The largest ant colonies in the world contain over 300 million individuals and cover areas that are several kilometres wide. Ants mostly rely on tactile and chemical means of communication to keep these huge systems in order.
Qualcomm says a large number of companies have agreed to use its chipsets in their future technologies for smart cities and industrial applications
Qualcomm Technologies says it has secured more than 100 design wins across more than 60 original equipment manufacturers (OEMs) and module OEMs based on its MDM9x07 chipset family comprised of the Qualcomm Snapdragon X5 LTE (9×07) modem and MDM9207-1 modem for the Internet of Things (IoT).
The flexible chipset family offers security-focused and optimized cellular connectivity, as well as edge processing for a large array of devices and systems within the IoT.
These modems are designed to address customer connectivity and power challenges in a wide range of use cases including in:
IET calls for public engagement campaign around benefits of new technology
Only 18 per cent of the British public has heard of a “smart city”, according to research carried out by the Institution of Engineering and Technology (IET). The research is reported in a new IET report, Smart Cities – Time to involve the people, which also reveals low interest in the technologies typically associated with smart cities. For example, only 8 per cent saw a value in being able to order driverless or electric transport from their smart phone.
Cities’ adoption of new technologies has traditionally involved little consultation with consumers.
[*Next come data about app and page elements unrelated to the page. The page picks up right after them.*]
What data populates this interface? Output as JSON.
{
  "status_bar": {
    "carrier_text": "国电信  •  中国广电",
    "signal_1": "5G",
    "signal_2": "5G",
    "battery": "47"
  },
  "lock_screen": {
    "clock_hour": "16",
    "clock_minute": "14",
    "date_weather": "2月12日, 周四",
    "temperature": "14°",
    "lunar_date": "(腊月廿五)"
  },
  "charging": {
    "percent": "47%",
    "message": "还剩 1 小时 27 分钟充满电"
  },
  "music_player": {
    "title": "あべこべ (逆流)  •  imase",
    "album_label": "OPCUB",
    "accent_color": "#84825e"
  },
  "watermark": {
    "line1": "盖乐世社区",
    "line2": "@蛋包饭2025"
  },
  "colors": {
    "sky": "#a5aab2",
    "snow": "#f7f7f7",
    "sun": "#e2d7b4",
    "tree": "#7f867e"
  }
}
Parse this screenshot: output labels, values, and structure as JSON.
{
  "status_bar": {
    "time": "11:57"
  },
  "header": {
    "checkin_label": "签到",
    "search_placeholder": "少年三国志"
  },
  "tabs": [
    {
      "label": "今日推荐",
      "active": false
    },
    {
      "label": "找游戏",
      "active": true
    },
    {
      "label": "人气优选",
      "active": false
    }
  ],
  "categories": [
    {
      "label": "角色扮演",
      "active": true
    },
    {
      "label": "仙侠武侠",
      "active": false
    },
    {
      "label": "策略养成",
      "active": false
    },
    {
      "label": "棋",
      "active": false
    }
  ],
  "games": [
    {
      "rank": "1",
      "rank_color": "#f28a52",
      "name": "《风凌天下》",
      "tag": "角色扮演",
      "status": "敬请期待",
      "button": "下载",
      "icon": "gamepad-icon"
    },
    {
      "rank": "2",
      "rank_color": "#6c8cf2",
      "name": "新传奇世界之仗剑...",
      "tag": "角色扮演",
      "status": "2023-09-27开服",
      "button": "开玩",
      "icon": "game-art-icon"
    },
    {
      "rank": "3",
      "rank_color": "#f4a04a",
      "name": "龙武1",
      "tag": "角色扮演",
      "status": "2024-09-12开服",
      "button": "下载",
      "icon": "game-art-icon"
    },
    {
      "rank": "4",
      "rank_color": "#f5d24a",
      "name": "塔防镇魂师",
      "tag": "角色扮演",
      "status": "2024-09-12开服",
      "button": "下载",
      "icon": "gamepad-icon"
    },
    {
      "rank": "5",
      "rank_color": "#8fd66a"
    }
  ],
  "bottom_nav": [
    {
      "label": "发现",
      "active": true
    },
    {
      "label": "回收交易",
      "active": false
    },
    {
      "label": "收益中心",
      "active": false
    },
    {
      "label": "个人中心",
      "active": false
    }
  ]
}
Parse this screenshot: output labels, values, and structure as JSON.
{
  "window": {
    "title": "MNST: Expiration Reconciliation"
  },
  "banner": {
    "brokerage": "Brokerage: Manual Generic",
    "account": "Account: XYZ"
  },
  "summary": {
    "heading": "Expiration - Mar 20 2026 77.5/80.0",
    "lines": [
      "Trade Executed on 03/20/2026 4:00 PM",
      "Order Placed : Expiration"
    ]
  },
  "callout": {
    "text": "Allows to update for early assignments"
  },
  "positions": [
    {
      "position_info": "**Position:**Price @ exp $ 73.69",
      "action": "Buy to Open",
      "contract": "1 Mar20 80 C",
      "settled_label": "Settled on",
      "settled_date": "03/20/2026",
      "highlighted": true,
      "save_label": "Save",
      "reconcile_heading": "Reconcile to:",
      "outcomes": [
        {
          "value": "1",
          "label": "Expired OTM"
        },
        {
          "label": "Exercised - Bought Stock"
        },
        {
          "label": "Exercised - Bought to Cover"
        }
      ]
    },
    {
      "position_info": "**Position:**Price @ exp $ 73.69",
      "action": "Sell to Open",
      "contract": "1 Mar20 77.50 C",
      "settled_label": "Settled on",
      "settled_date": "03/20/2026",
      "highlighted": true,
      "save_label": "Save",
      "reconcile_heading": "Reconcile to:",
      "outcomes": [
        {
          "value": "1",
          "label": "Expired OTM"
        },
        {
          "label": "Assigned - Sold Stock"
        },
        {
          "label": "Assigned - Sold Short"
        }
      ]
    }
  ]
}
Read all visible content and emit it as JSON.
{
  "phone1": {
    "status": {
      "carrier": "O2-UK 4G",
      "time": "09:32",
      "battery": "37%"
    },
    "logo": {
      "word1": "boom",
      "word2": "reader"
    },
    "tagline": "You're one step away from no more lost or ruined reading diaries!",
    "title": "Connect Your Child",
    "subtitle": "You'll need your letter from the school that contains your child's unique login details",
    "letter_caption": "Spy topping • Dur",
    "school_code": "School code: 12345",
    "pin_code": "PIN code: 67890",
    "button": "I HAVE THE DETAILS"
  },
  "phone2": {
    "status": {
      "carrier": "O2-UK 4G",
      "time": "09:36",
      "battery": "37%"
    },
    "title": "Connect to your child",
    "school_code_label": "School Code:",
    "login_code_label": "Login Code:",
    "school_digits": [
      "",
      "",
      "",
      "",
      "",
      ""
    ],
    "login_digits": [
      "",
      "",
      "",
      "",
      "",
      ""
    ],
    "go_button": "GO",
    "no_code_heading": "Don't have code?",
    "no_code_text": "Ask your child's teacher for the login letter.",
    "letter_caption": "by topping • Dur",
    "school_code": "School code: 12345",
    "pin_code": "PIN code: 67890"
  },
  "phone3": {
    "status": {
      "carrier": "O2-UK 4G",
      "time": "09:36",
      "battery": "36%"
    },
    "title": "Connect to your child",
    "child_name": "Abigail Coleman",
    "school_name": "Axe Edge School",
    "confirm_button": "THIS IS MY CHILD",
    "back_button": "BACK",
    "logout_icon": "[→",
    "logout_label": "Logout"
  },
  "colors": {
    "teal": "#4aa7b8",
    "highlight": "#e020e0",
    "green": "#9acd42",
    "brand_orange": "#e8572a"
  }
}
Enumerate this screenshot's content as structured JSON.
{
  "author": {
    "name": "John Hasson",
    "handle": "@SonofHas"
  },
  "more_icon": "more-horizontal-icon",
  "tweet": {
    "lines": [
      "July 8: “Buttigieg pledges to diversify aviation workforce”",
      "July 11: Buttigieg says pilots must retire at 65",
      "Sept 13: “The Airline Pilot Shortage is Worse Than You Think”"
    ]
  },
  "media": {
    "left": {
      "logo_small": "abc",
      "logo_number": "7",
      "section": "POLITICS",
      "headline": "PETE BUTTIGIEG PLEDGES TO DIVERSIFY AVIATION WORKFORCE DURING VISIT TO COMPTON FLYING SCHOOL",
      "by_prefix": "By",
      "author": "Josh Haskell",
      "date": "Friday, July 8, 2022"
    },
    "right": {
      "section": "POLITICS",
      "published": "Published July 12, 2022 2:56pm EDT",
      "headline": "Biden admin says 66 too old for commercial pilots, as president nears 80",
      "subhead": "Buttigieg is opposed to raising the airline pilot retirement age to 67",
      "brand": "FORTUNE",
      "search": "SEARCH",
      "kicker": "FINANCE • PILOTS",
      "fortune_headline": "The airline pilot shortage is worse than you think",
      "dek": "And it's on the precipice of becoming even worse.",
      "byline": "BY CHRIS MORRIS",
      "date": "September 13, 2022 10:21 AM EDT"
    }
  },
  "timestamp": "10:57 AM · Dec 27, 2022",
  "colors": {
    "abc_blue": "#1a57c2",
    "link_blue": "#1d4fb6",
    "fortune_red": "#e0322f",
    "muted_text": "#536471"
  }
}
As a result, the report suggests that the public has yet to buy into the idea of smart cities – and be convinced of the value and benefits that technology, delivered on a city-scale, could bring to their daily lives.